▶ Work required
Below are some records; work out how many of their lines contain "בחלק" and give the number only.

▶ Exercise materials
○ ○ ○ ○
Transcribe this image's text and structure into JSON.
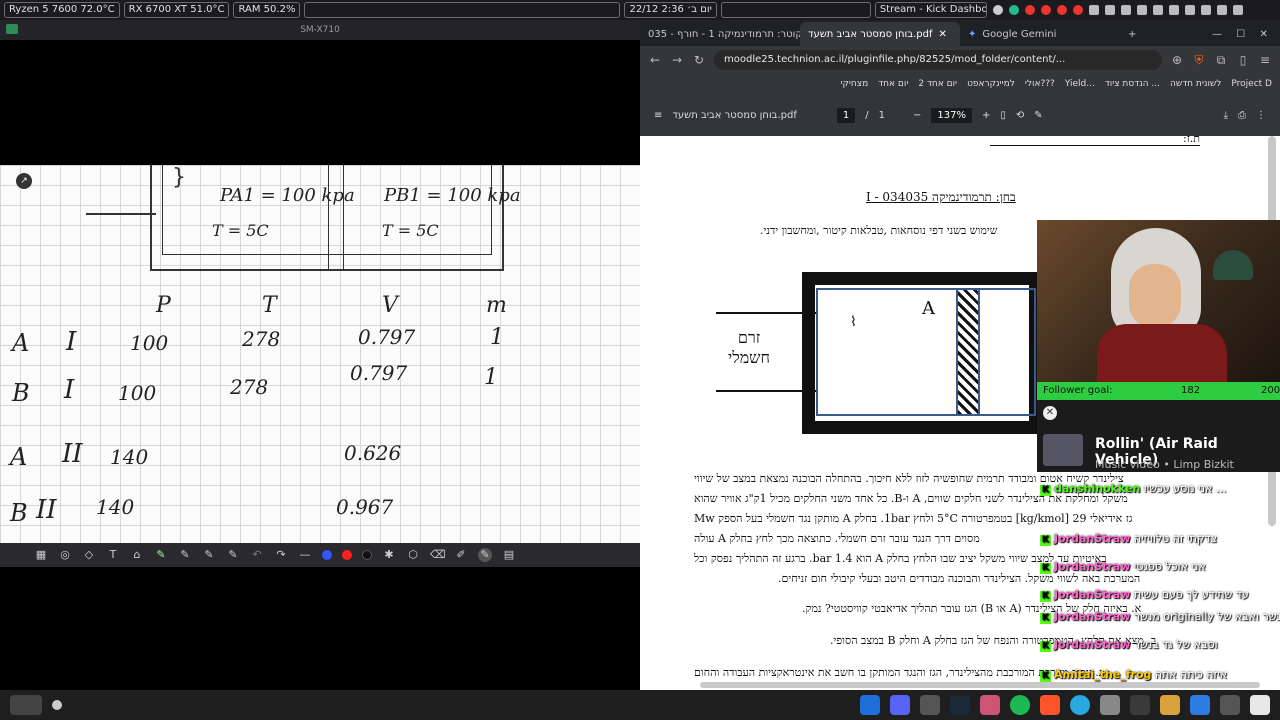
{
  "system_bar": {
    "cpu": "Ryzen 5 7600  72.0°C",
    "gpu": "RX 6700 XT  51.0°C",
    "ram": "RAM    50.2%",
    "date": "22/12 יום ב׳ 2:36",
    "stream_title": "Stream - Kick Dashboa..."
  },
  "tablet": {
    "window_title": "SM-X710",
    "table_headers": [
      "P",
      "T",
      "V",
      "m"
    ],
    "rows": [
      {
        "state": "A",
        "stage": "I",
        "P": "100",
        "T": "278",
        "V": "0.797",
        "m": "1"
      },
      {
        "state": "B",
        "stage": "I",
        "P": "100",
        "T": "278",
        "V": "0.797",
        "m": "1"
      },
      {
        "state": "A",
        "stage": "II",
        "P": "140",
        "T": "",
        "V": "0.626",
        "m": ""
      },
      {
        "state": "B",
        "stage": "II",
        "P": "140",
        "T": "",
        "V": "0.967",
        "m": ""
      }
    ],
    "diagram_left_p": "PA1 = 100 kpa",
    "diagram_left_t": "T = 5C",
    "diagram_right_p": "PB1 = 100 kpa",
    "diagram_right_t": "T = 5C"
  },
  "browser": {
    "tabs": [
      {
        "label": "קוטר: תרמודינמיקה 1 - חורף - 035"
      },
      {
        "label": "בוחן סמסטר אביב תשעד.pdf"
      },
      {
        "label": "Google Gemini"
      }
    ],
    "url": "moodle25.technion.ac.il/pluginfile.php/82525/mod_folder/content/...",
    "bookmarks": [
      "Project D",
      "לשונית חדשה",
      "הנדסת ציוד ...",
      "Yield...",
      "אולי???",
      "למיינקראפט",
      "יום אחד 2",
      "יום אחד",
      "מצחיקי"
    ],
    "pdf": {
      "filename": "בוחן סמסטר אביב תשעד.pdf",
      "page_current": "1",
      "page_total": "1",
      "zoom": "137%",
      "heading_id": "ת.ז:",
      "heading": "בחן: תרמודינמיקה I - 034035",
      "instructions": "שימוש בשני דפי נוסחאות ,טבלאות קיטור ,ומחשבון ידני.",
      "label_a": "A",
      "label_current": "זרם חשמלי",
      "paragraph": [
        "צילינדר קשיח אטום ומבודד תרמית שחופשיה לזוז ללא חיכוך. בהתחלה הבוכנה נמצאת במצב של שיווי",
        "משקל ומחלקת את הצילינדר לשני חלקים שווים, A ו-B. כל אחד משני החלקים מכיל 1ק\"ג אוויר שהוא",
        "גז אידיאלי 29 [kg/kmol] בטמפרטורה 5°C ולחץ 1bar. בחלק A מותקן נגד חשמלי בעל הספק Mw",
        "מסוים דרך הנגד עובר זרם חשמלי. כתוצאה מכך לחץ בחלק A עולה",
        "באיטיות עד למצב שיווי משקל יציב שבו הלחץ בחלק A הוא 1.4 bar. ברגע זה התהליך נפסק וכל",
        "המערכת באה לשווי משקל. הצילינדר והבוכנה מבודדים היטב ובעלי קיבולי חום זניחים."
      ],
      "q_a": "א. באיזה חלק של הצילינדר (A או B) הגז עובר תהליך אדיאבטי קוויסטטי? נמק.",
      "q_b": "ב. מצא את הלחץ, הטמפרטורה והנפח של הגז בחלק A וחלק B במצב הסופי.",
      "q_c": "ג. עבור מערכת המורכבת מהצילינדר, הגז והנגד המותקן בו חשב את אינטראקציות העבודה והחום"
    }
  },
  "overlay": {
    "follower_goal_label": "Follower goal:",
    "follower_current": "182",
    "follower_target": "200",
    "follower_progress": 0.91,
    "song_title": "Rollin' (Air Raid Vehicle)",
    "song_sub": "Music video • Limp Bizkit",
    "chat": [
      {
        "user": "danshinokken",
        "msg": "אני נוסע עכשיו ...",
        "color": "#53fc18"
      },
      {
        "user": "JordanStraw",
        "msg": "צדקתי זה טלוויזיה",
        "color": "#ff66cc"
      },
      {
        "user": "JordanStraw",
        "msg": "אני אוכל ספגטי",
        "color": "#ff66cc"
      },
      {
        "user": "JordanStraw",
        "msg": "עד שתידע לך פעם עשית",
        "color": "#ff66cc"
      },
      {
        "user": "JordanStraw",
        "msg": "מנשר originally מימונה בנשר ואבא של",
        "color": "#ff66cc"
      },
      {
        "user": "JordanStraw",
        "msg": "וסבא של גד בנשר",
        "color": "#ff66cc"
      },
      {
        "user": "Amitai_the_frog",
        "msg": "איזה כיתה אתה",
        "color": "#ffcc00"
      }
    ]
  },
  "colors": {
    "kick_green": "#53fc18",
    "goal_green": "#2ecc40",
    "pen_blue": "#3355ff",
    "pen_red": "#ff2020"
  }
}
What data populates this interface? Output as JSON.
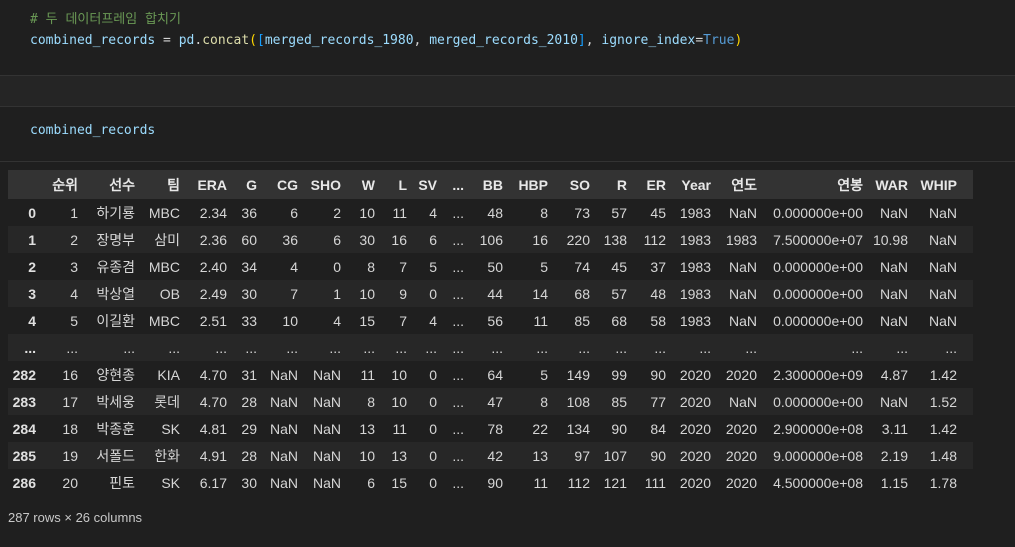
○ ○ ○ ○
▶ Answer
4